B.R. Chopra died today.

Mumbai: Legendary film-maker B.R. Chopra, who made immortal classics highlighting socially relevant issues and produced the popular Hindi TV serial ‘Mahabharat,’ died on Wednesday at his home here following prolonged illness. Baldev Raj Chopra, elder brother of another filmmaker Yash Chopra, was 94. Mr. B.R. Chopra had not been keeping well for sometime and the end came at 8.30 a.m. at his residence in suburban Juhu, family sources said. One of India’s most respected film personalities and an eminent film producer-director, Mr. B.R. Chopra is survived by his film-maker son Ravi Chopra and two daughters.

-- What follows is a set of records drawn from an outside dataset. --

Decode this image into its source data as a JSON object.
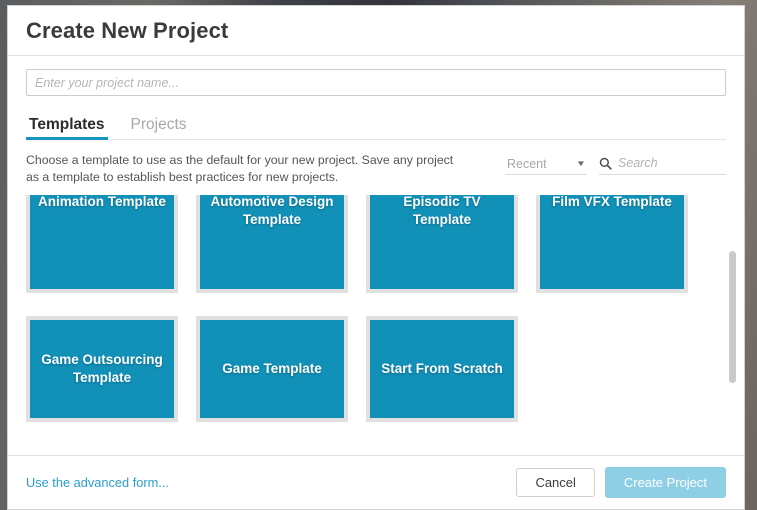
{
  "window": {
    "title": "Create New Project"
  },
  "project_name": {
    "placeholder": "Enter your project name...",
    "value": ""
  },
  "tabs": [
    {
      "label": "Templates",
      "active": true
    },
    {
      "label": "Projects",
      "active": false
    }
  ],
  "description": "Choose a template to use as the default for your new project. Save any project as a template to establish best practices for new projects.",
  "filters": {
    "sort": {
      "selected": "Recent",
      "caret_icon": "chevron-down-icon"
    },
    "search": {
      "icon": "search-icon",
      "placeholder": "Search",
      "value": ""
    }
  },
  "templates": [
    {
      "label": "Animation Template"
    },
    {
      "label": "Automotive Design Template"
    },
    {
      "label": "Episodic TV Template"
    },
    {
      "label": "Film VFX Template"
    },
    {
      "label": "Game Outsourcing Template"
    },
    {
      "label": "Game Template"
    },
    {
      "label": "Start From Scratch"
    }
  ],
  "footer": {
    "advanced_link": "Use the advanced form...",
    "cancel_label": "Cancel",
    "create_label": "Create Project"
  },
  "colors": {
    "accent": "#1694bf",
    "tile": "#1190b8",
    "tile_frame": "#e0e0e0",
    "link": "#2a9fd0",
    "create_disabled": "#8ecfe6",
    "scrollbar": "#c9c9c9"
  }
}
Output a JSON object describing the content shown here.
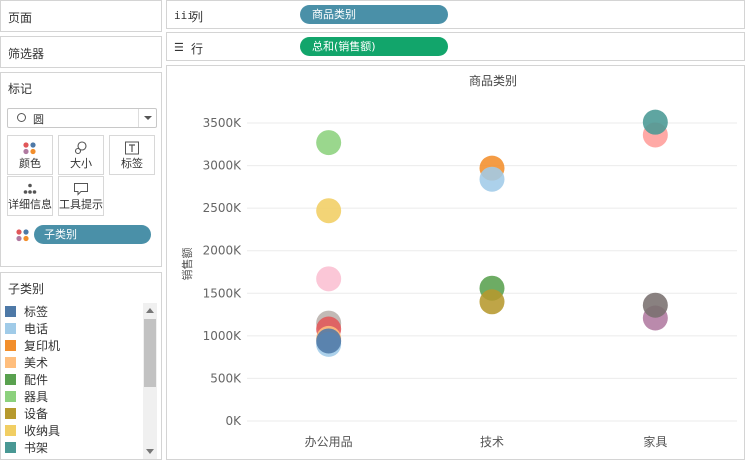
{
  "sidebar": {
    "pages_title": "页面",
    "filters_title": "筛选器",
    "marks": {
      "title": "标记",
      "mark_type": "圆",
      "buttons": [
        {
          "label": "颜色",
          "icon": "color-dots-icon"
        },
        {
          "label": "大小",
          "icon": "size-icon"
        },
        {
          "label": "标签",
          "icon": "text-label-icon"
        },
        {
          "label": "详细信息",
          "icon": "detail-dots-icon"
        },
        {
          "label": "工具提示",
          "icon": "tooltip-icon"
        }
      ],
      "color_pill": "子类别"
    },
    "legend": {
      "title": "子类别",
      "items": [
        {
          "label": "标签",
          "color": "#4e79a7"
        },
        {
          "label": "电话",
          "color": "#a0cbe8"
        },
        {
          "label": "复印机",
          "color": "#f28e2b"
        },
        {
          "label": "美术",
          "color": "#ffbe7d"
        },
        {
          "label": "配件",
          "color": "#59a14f"
        },
        {
          "label": "器具",
          "color": "#8cd17d"
        },
        {
          "label": "设备",
          "color": "#b6992d"
        },
        {
          "label": "收纳具",
          "color": "#f1ce63"
        },
        {
          "label": "书架",
          "color": "#499894"
        }
      ]
    }
  },
  "shelves": {
    "columns_label": "列",
    "columns_pill": "商品类别",
    "rows_label": "行",
    "rows_pill": "总和(销售额)"
  },
  "chart_data": {
    "type": "scatter",
    "title": "商品类别",
    "xlabel": "",
    "ylabel": "销售额",
    "categories": [
      "办公用品",
      "技术",
      "家具"
    ],
    "ylim": [
      0,
      3700000
    ],
    "yticks": [
      0,
      500000,
      1000000,
      1500000,
      2000000,
      2500000,
      3000000,
      3500000
    ],
    "ytick_labels": [
      "0K",
      "500K",
      "1000K",
      "1500K",
      "2000K",
      "2500K",
      "3000K",
      "3500K"
    ],
    "grid": true,
    "points": [
      {
        "category": "办公用品",
        "value": 3270000,
        "color": "#8cd17d"
      },
      {
        "category": "办公用品",
        "value": 2470000,
        "color": "#f1ce63"
      },
      {
        "category": "办公用品",
        "value": 1670000,
        "color": "#fabfd2"
      },
      {
        "category": "办公用品",
        "value": 1150000,
        "color": "#bab0ac"
      },
      {
        "category": "办公用品",
        "value": 1080000,
        "color": "#e15759"
      },
      {
        "category": "办公用品",
        "value": 970000,
        "color": "#ffbe7d"
      },
      {
        "category": "办公用品",
        "value": 900000,
        "color": "#a0cbe8"
      },
      {
        "category": "办公用品",
        "value": 940000,
        "color": "#4e79a7"
      },
      {
        "category": "技术",
        "value": 2970000,
        "color": "#f28e2b"
      },
      {
        "category": "技术",
        "value": 2840000,
        "color": "#a0cbe8"
      },
      {
        "category": "技术",
        "value": 1560000,
        "color": "#59a14f"
      },
      {
        "category": "技术",
        "value": 1400000,
        "color": "#b6992d"
      },
      {
        "category": "家具",
        "value": 3360000,
        "color": "#ff9d9a"
      },
      {
        "category": "家具",
        "value": 3510000,
        "color": "#499894"
      },
      {
        "category": "家具",
        "value": 1210000,
        "color": "#b07aa1"
      },
      {
        "category": "家具",
        "value": 1360000,
        "color": "#79706e"
      }
    ]
  }
}
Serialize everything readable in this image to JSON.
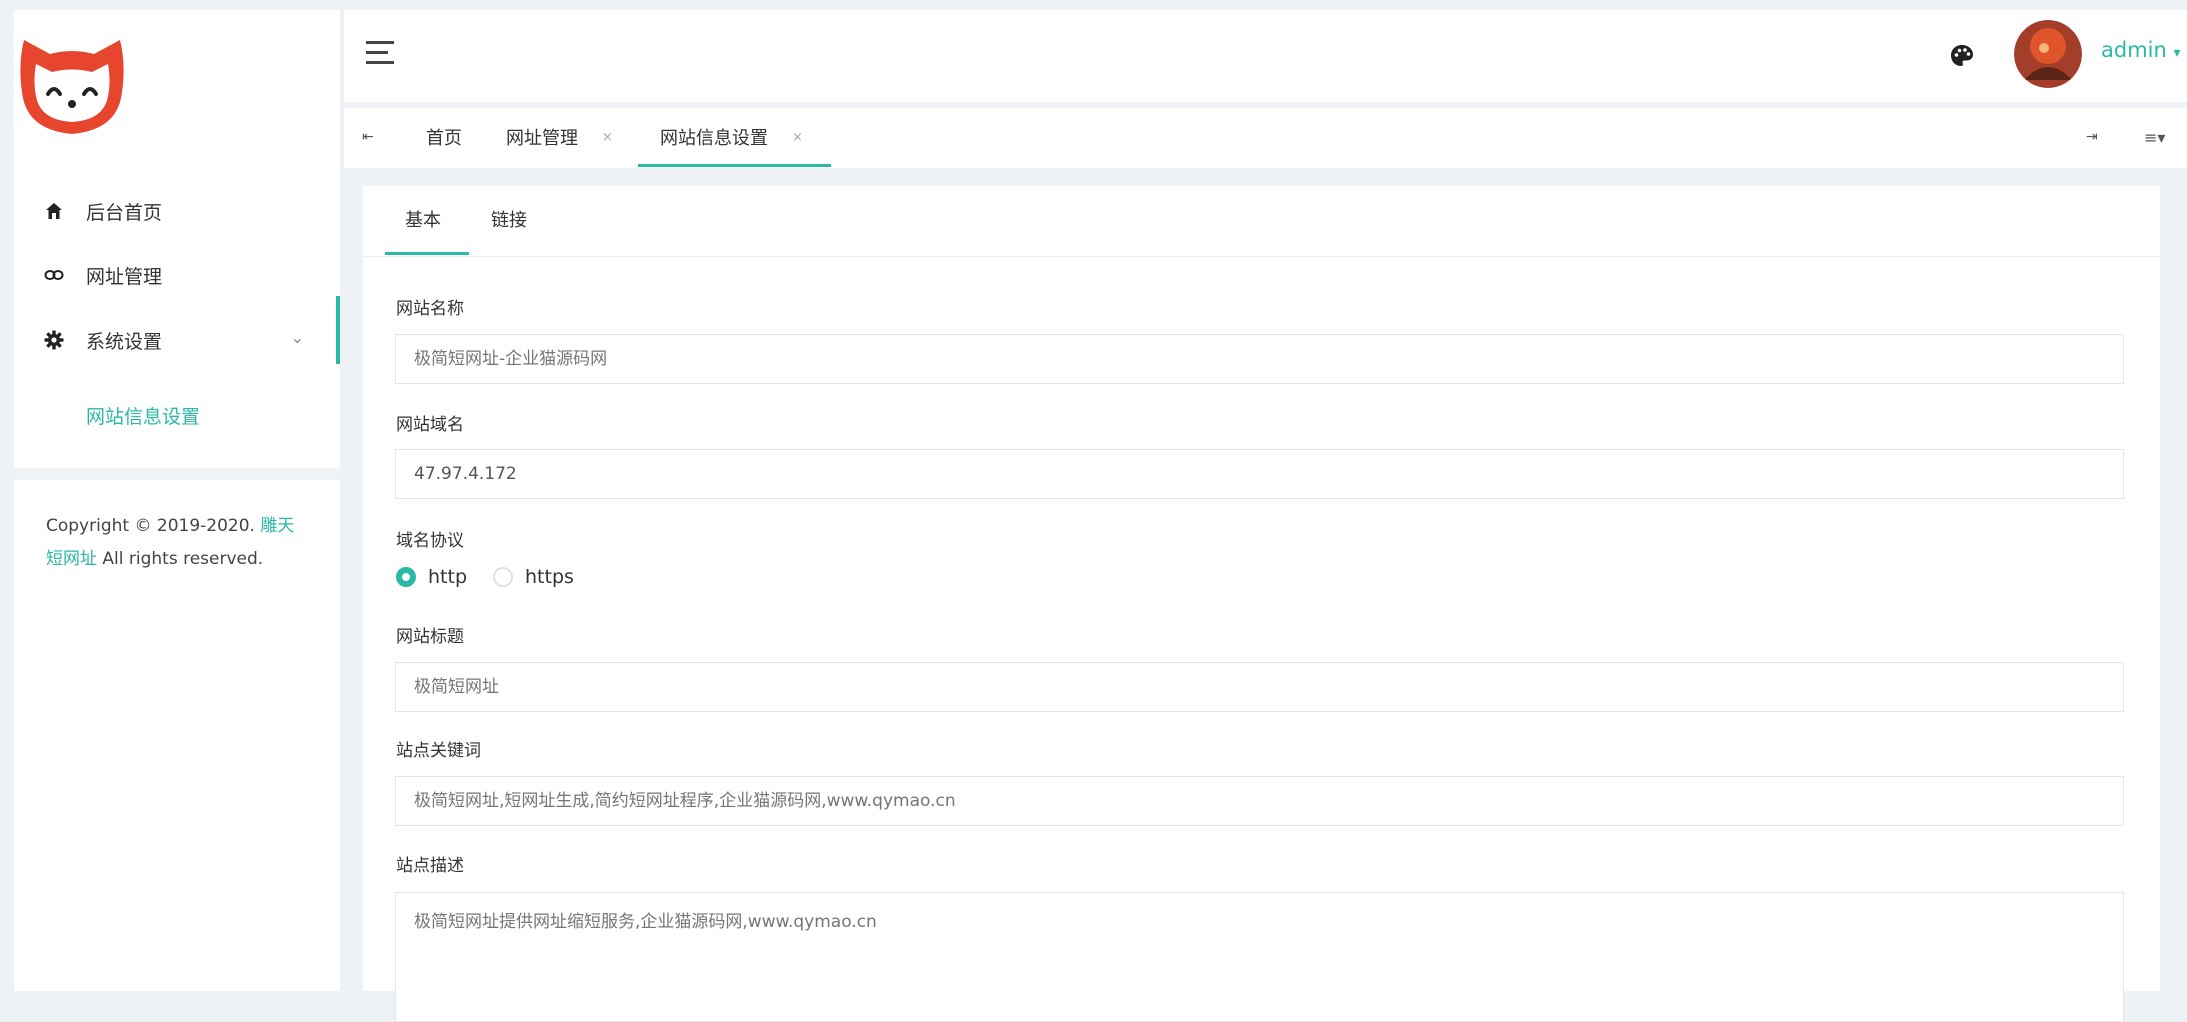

Mr. B.R. Chopra was known for making films based on powerful off-beat themes such as Dhool Ka Phool (1959), Waqt (1965), Naya Daur (1957), Kanoon (1958), Humraz (1967), Insaf Ka Tarazu (1980) and Nikah (1982). Whether it was issues relating to adultery (Gumraah), the politics of rape (Insaaf Ka Tarazu), Muslim matrimony laws (Nikah), rehabilitation of prostitutes (Sadhana) or widow remarriage (Ek Hi Raasta), he always had a sharp, clear and effective non-formula tale to tell. He laid great emphasis on the story because he himself had started out as a writer. (The Hindu)

This Times of India article on Chopra is quite interesting. I just loved Chopra’s Naya Daur and Nikaah. The supplemental disc to Naya Daur contains a great interview with Chopra which I blogged about HERE. Now here’s a nice tune from Naya Daur to send off Chopra:

Credit for the B.R. Chopra film images posted above goes to the marvelous Karen’s Gallery. Stop over to Rough In Here to see some more videos from B.R. Chopra’s films.